Couple of interesting facts from Elias out of the weekend’s games. The Giants went 0-for-13 with runners in scoring position during the sweep of the Braves, becoming the first major-league team to sweep a series of three or more games without registering a hit with runners in scoring position since April 8-10, 1969, when the Padres did it against the Astros in the first series in Padres franchise history. The Padres were 0-for-14 with runners in scoring position…. And the game’s best young pitcher – I think best pitcher, period – Miami’s Jose Fernandez, saw his bullpen blow a ninth-inning lead to deprive him of a decision, but he remained unbeatean (12-0) with a 1.09 ERA in his first 20 career starts at Marlins Park. That’s the lowest ERA for any major-league pitcher through his first 20 home starts since 1913, the first season when earned runs were officially recorded. That’s just ridiculously good.
Let’s close with timeless tune, one of those that sticks in my head from listening to endless hours of radio as a kid, back when stations were great and played a little bit of everything. Listen to it by clicking here.
“ODE TO BILLIE JOE” by Bobby Gentry
It was the third of June, another sleepy, dusty Delta day
I was out choppin’ cotton and my brother was balin’ hay
And at dinner time we stopped and walked back to the house to eat
And Mama hollered out the back door “y’all remember to wipe your feet”
And then she said “I got some news this mornin’ from Choctaw Ridge”
“Today Billie Joe MacAllister jumped off the Tallahatchie Bridge”
And Papa said to Mama as he passed around the blackeyed peas
“Well, Billie Joe never had a lick of sense, pass the biscuits, please”
“There’s five more acres in the lower forty I’ve got to plow”
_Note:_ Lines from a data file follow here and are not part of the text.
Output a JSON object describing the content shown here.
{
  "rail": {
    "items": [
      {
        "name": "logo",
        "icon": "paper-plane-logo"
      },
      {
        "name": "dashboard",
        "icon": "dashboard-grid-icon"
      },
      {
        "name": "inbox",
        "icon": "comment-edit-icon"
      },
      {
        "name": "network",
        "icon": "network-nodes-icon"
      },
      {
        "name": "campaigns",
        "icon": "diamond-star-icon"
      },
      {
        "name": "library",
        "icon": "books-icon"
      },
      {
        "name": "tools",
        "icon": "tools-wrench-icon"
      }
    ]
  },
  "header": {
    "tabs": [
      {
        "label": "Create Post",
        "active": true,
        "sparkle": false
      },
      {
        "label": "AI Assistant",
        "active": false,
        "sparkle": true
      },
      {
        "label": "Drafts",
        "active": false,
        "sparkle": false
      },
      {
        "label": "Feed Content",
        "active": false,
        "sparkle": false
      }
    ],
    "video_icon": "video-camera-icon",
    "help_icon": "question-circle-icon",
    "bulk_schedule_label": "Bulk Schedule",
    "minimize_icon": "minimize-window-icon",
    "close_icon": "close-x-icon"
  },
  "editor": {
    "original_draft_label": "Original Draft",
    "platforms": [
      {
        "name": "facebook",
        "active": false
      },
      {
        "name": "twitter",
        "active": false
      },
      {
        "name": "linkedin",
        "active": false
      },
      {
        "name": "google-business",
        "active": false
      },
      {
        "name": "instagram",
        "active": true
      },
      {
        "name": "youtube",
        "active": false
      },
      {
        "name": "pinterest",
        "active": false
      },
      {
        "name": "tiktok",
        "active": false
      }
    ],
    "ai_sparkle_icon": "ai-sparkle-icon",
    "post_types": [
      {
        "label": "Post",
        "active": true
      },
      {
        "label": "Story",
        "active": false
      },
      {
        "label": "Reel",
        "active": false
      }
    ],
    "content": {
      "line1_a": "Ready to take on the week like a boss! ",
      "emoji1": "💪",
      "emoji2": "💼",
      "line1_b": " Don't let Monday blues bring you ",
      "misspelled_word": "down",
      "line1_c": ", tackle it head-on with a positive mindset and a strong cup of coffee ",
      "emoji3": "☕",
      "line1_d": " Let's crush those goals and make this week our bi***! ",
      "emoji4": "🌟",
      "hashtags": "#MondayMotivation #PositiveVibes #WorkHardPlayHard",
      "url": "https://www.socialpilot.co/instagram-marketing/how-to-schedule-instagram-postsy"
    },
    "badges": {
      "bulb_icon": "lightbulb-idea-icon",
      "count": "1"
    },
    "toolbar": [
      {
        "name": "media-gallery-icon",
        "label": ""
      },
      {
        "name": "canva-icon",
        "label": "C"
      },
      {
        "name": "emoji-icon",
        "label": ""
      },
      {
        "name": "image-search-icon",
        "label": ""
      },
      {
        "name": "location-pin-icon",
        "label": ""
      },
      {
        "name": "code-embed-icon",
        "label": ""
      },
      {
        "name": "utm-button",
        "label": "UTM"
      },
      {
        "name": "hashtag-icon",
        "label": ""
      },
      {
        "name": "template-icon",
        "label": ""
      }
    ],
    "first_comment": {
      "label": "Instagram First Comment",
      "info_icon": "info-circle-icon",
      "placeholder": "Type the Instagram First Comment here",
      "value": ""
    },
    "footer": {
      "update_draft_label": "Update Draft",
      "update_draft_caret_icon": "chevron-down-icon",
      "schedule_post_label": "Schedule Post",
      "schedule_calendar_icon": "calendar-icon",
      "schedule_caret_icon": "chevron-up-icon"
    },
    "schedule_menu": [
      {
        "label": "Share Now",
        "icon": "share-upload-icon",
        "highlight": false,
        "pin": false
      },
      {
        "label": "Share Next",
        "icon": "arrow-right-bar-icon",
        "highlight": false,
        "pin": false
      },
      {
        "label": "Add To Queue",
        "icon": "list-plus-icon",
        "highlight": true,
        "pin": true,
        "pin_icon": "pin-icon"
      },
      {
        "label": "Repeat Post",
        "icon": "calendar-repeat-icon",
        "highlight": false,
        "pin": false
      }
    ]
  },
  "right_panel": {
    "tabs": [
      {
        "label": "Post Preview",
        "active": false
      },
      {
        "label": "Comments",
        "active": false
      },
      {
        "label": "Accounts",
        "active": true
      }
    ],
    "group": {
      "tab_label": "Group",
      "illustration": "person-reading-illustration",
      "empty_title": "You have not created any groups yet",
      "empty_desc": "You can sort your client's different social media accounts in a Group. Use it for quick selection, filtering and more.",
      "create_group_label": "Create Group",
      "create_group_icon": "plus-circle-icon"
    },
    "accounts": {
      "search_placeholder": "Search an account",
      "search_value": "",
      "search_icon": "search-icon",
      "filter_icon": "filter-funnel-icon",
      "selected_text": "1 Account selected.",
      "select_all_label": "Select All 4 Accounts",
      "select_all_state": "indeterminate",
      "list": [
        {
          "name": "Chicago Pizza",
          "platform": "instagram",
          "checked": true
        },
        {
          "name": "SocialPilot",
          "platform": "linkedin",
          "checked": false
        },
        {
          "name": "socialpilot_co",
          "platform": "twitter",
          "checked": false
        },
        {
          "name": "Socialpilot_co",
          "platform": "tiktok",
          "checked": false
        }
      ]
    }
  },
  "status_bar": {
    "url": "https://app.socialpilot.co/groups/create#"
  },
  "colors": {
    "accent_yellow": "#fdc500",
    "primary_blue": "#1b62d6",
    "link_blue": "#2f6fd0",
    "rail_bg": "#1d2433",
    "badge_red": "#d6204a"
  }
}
And Mama said it was shame about Billie Joe, anyhow
Seems like nothin’ ever comes to no good up on Choctaw Ridge
And now Billie Joe MacAllister’s jumped off the Tallahatchie Bridge
And Brother said he recollected when he and Tom and Billie Joe
Put a frog down my back at the Carroll County picture show
And wasn’t I talkin’ to him after church last Sunday night?
“I’ll have another piece of apple pie, you know it don’t seem right”
“I saw him at the sawmill yesterday on Choctaw Ridge”
“And now you tell me Billie Joe’s jumped off the Tallahatchie Bridge”
And Mama said to me “Child, what’s happened to your appetite?”
“I’ve been cookin’ all morning and you haven’t touched a single bite”
“That nice young preacher, Brother Taylor, dropped by today”
“Said he’d be pleased to have dinner on Sunday, oh, by the way”
“He said he saw a girl that looked a lot like you up on Choctaw Ridge”
“And she and Billie Joe was throwing somethin’ off the Tallahatchie Bridge”
A year has come ‘n’ gone since we heard the news ’bout Billie Joe
And Brother married Becky Thompson, they bought a store in Tupelo
There was a virus going ’round, Papa caught it and he died last Spring
And now Mama doesn’t seem to wanna do much of anything
And me, I spend a lot of time pickin’ flowers up on Choctaw Ridge
And drop them into the muddy water off the Tallahatchie Bridge
About the Author
David O'Brien has covered the Atlanta Braves for the Atlanta Journal-Constitution since 2002, and previously covered the Marlins for the (Fort Lauderdale) Sun-Sentinel for seven years. He is a graduate of the University of Kansas with a degree in journalism.